*** AVAILABLE DATA

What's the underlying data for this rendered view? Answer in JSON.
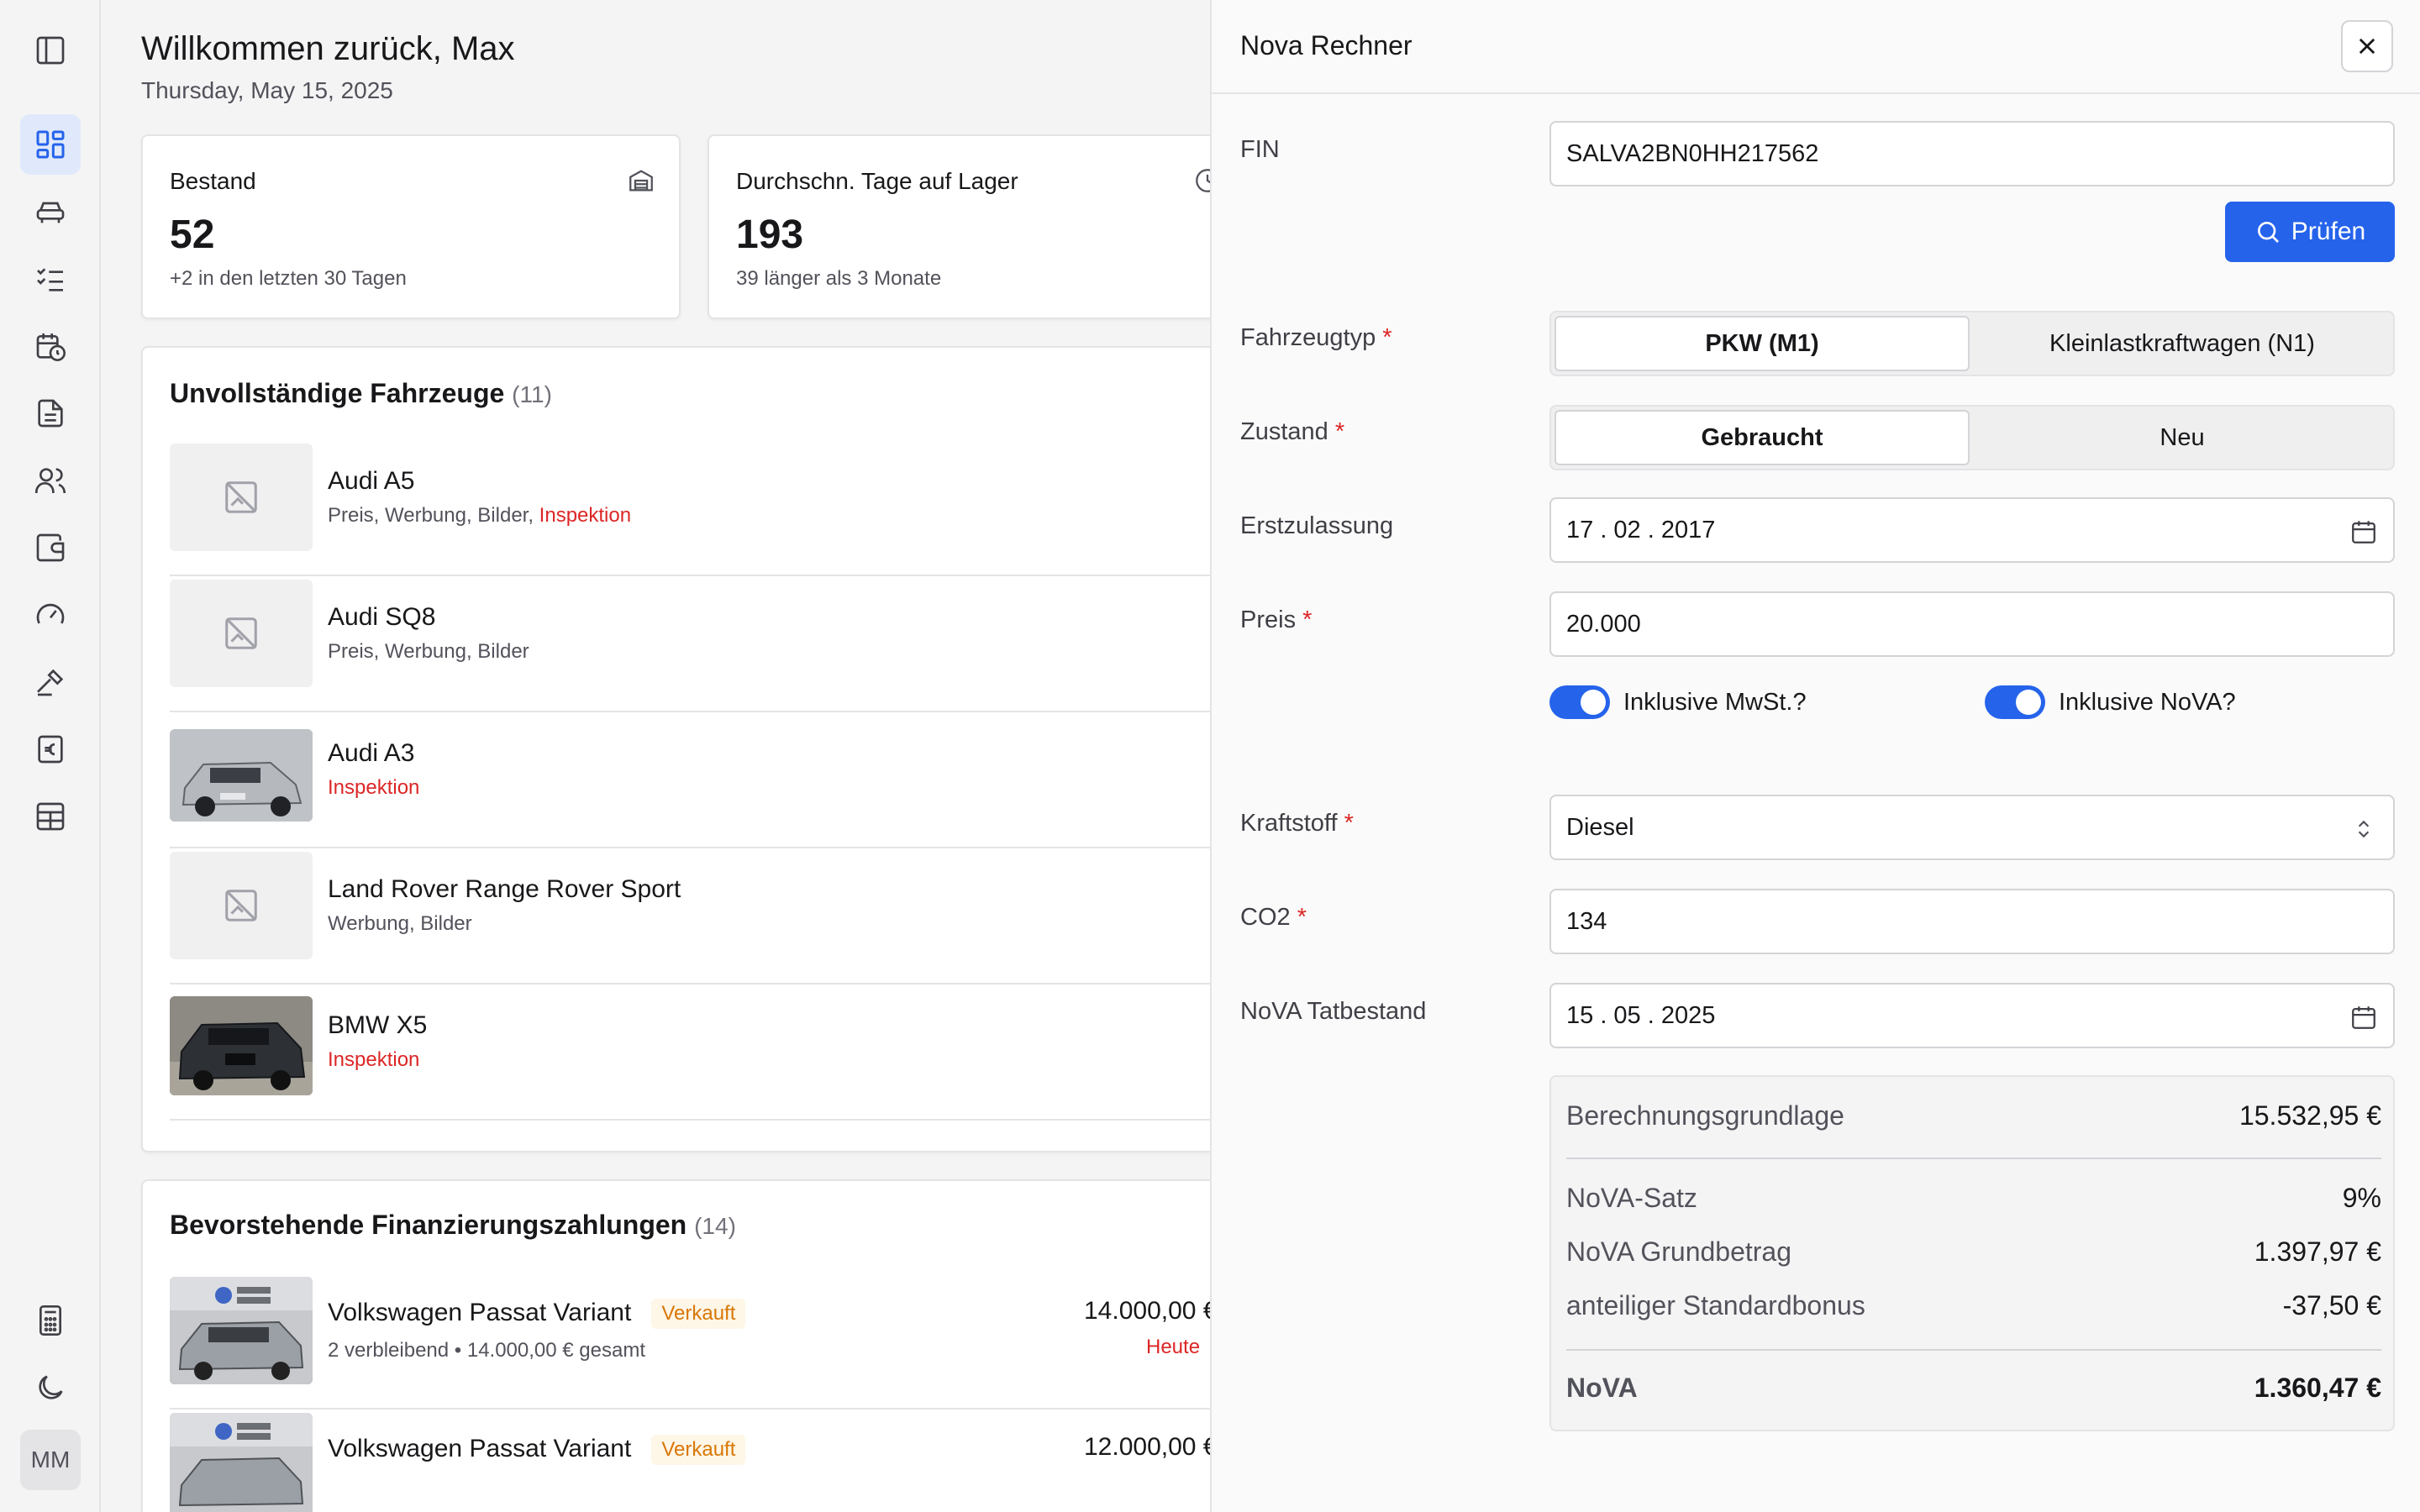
{
  "sidebar": {
    "items": [
      {
        "icon": "panel-toggle-icon"
      },
      {
        "icon": "dashboard-icon",
        "active": true
      },
      {
        "icon": "car-icon"
      },
      {
        "icon": "checklist-icon"
      },
      {
        "icon": "calendar-clock-icon"
      },
      {
        "icon": "document-icon"
      },
      {
        "icon": "users-icon"
      },
      {
        "icon": "wallet-icon"
      },
      {
        "icon": "gauge-icon"
      },
      {
        "icon": "hammer-icon"
      },
      {
        "icon": "euro-receipt-icon"
      },
      {
        "icon": "table-icon"
      },
      {
        "icon": "calculator-icon"
      },
      {
        "icon": "moon-icon"
      }
    ],
    "avatar": "MM"
  },
  "main": {
    "welcome": "Willkommen zurück, Max",
    "date": "Thursday, May 15, 2025",
    "stats": [
      {
        "title": "Bestand",
        "value": "52",
        "sub": "+2 in den letzten 30 Tagen",
        "icon": "warehouse-icon"
      },
      {
        "title": "Durchschn. Tage auf Lager",
        "value": "193",
        "sub": "39 länger als 3 Monate",
        "icon": "clock-icon"
      }
    ],
    "incomplete": {
      "title": "Unvollständige Fahrzeuge",
      "count": "(11)",
      "items": [
        {
          "name": "Audi A5",
          "tags": "Preis, Werbung, Bilder, ",
          "alert": "Inspektion",
          "image": false
        },
        {
          "name": "Audi SQ8",
          "tags": "Preis, Werbung, Bilder",
          "alert": "",
          "image": false
        },
        {
          "name": "Audi A3",
          "tags": "",
          "alert": "Inspektion",
          "image": true
        },
        {
          "name": "Land Rover Range Rover Sport",
          "tags": "Werbung, Bilder",
          "alert": "",
          "image": false
        },
        {
          "name": "BMW X5",
          "tags": "",
          "alert": "Inspektion",
          "image": true
        }
      ]
    },
    "financing": {
      "title": "Bevorstehende Finanzierungszahlungen",
      "count": "(14)",
      "items": [
        {
          "name": "Volkswagen Passat Variant",
          "badge": "Verkauft",
          "detail": "2 verbleibend • 14.000,00 € gesamt",
          "amount": "14.000,00 €",
          "due": "Heute"
        },
        {
          "name": "Volkswagen Passat Variant",
          "badge": "Verkauft",
          "detail": "",
          "amount": "12.000,00 €",
          "due": ""
        }
      ]
    }
  },
  "panel": {
    "title": "Nova Rechner",
    "fin_label": "FIN",
    "fin_value": "SALVA2BN0HH217562",
    "check_button": "Prüfen",
    "vehicle_type_label": "Fahrzeugtyp",
    "vehicle_type_options": [
      "PKW (M1)",
      "Kleinlastkraftwagen (N1)"
    ],
    "condition_label": "Zustand",
    "condition_options": [
      "Gebraucht",
      "Neu"
    ],
    "registration_label": "Erstzulassung",
    "registration_value": "17 . 02 . 2017",
    "price_label": "Preis",
    "price_value": "20.000",
    "toggle_vat": "Inklusive MwSt.?",
    "toggle_nova": "Inklusive NoVA?",
    "fuel_label": "Kraftstoff",
    "fuel_value": "Diesel",
    "co2_label": "CO2",
    "co2_value": "134",
    "nova_date_label": "NoVA Tatbestand",
    "nova_date_value": "15 . 05 . 2025",
    "required_marker": "*",
    "results": {
      "basis_label": "Berechnungsgrundlage",
      "basis_value": "15.532,95 €",
      "rate_label": "NoVA-Satz",
      "rate_value": "9%",
      "base_amount_label": "NoVA Grundbetrag",
      "base_amount_value": "1.397,97 €",
      "bonus_label": "anteiliger Standardbonus",
      "bonus_value": "-37,50 €",
      "total_label": "NoVA",
      "total_value": "1.360,47 €"
    }
  },
  "colors": {
    "accent": "#2563eb",
    "alert": "#dc2626",
    "sold": "#d97706"
  }
}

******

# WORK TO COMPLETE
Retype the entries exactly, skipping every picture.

# RESULT BELOW
What's the underlying data for this rendered view? Answer in JSON.
{
  "sidebar": {
    "items": [
      {
        "icon": "panel-toggle-icon"
      },
      {
        "icon": "dashboard-icon",
        "active": true
      },
      {
        "icon": "car-icon"
      },
      {
        "icon": "checklist-icon"
      },
      {
        "icon": "calendar-clock-icon"
      },
      {
        "icon": "document-icon"
      },
      {
        "icon": "users-icon"
      },
      {
        "icon": "wallet-icon"
      },
      {
        "icon": "gauge-icon"
      },
      {
        "icon": "hammer-icon"
      },
      {
        "icon": "euro-receipt-icon"
      },
      {
        "icon": "table-icon"
      },
      {
        "icon": "calculator-icon"
      },
      {
        "icon": "moon-icon"
      }
    ],
    "avatar": "MM"
  },
  "main": {
    "welcome": "Willkommen zurück, Max",
    "date": "Thursday, May 15, 2025",
    "stats": [
      {
        "title": "Bestand",
        "value": "52",
        "sub": "+2 in den letzten 30 Tagen",
        "icon": "warehouse-icon"
      },
      {
        "title": "Durchschn. Tage auf Lager",
        "value": "193",
        "sub": "39 länger als 3 Monate",
        "icon": "clock-icon"
      }
    ],
    "incomplete": {
      "title": "Unvollständige Fahrzeuge",
      "count": "(11)",
      "items": [
        {
          "name": "Audi A5",
          "tags": "Preis, Werbung, Bilder, ",
          "alert": "Inspektion",
          "image": false
        },
        {
          "name": "Audi SQ8",
          "tags": "Preis, Werbung, Bilder",
          "alert": "",
          "image": false
        },
        {
          "name": "Audi A3",
          "tags": "",
          "alert": "Inspektion",
          "image": true
        },
        {
          "name": "Land Rover Range Rover Sport",
          "tags": "Werbung, Bilder",
          "alert": "",
          "image": false
        },
        {
          "name": "BMW X5",
          "tags": "",
          "alert": "Inspektion",
          "image": true
        }
      ]
    },
    "financing": {
      "title": "Bevorstehende Finanzierungszahlungen",
      "count": "(14)",
      "items": [
        {
          "name": "Volkswagen Passat Variant",
          "badge": "Verkauft",
          "detail": "2 verbleibend • 14.000,00 € gesamt",
          "amount": "14.000,00 €",
          "due": "Heute"
        },
        {
          "name": "Volkswagen Passat Variant",
          "badge": "Verkauft",
          "detail": "",
          "amount": "12.000,00 €",
          "due": ""
        }
      ]
    }
  },
  "panel": {
    "title": "Nova Rechner",
    "fin_label": "FIN",
    "fin_value": "SALVA2BN0HH217562",
    "check_button": "Prüfen",
    "vehicle_type_label": "Fahrzeugtyp",
    "vehicle_type_options": [
      "PKW (M1)",
      "Kleinlastkraftwagen (N1)"
    ],
    "condition_label": "Zustand",
    "condition_options": [
      "Gebraucht",
      "Neu"
    ],
    "registration_label": "Erstzulassung",
    "registration_value": "17 . 02 . 2017",
    "price_label": "Preis",
    "price_value": "20.000",
    "toggle_vat": "Inklusive MwSt.?",
    "toggle_nova": "Inklusive NoVA?",
    "fuel_label": "Kraftstoff",
    "fuel_value": "Diesel",
    "co2_label": "CO2",
    "co2_value": "134",
    "nova_date_label": "NoVA Tatbestand",
    "nova_date_value": "15 . 05 . 2025",
    "required_marker": "*",
    "results": {
      "basis_label": "Berechnungsgrundlage",
      "basis_value": "15.532,95 €",
      "rate_label": "NoVA-Satz",
      "rate_value": "9%",
      "base_amount_label": "NoVA Grundbetrag",
      "base_amount_value": "1.397,97 €",
      "bonus_label": "anteiliger Standardbonus",
      "bonus_value": "-37,50 €",
      "total_label": "NoVA",
      "total_value": "1.360,47 €"
    }
  },
  "colors": {
    "accent": "#2563eb",
    "alert": "#dc2626",
    "sold": "#d97706"
  }
}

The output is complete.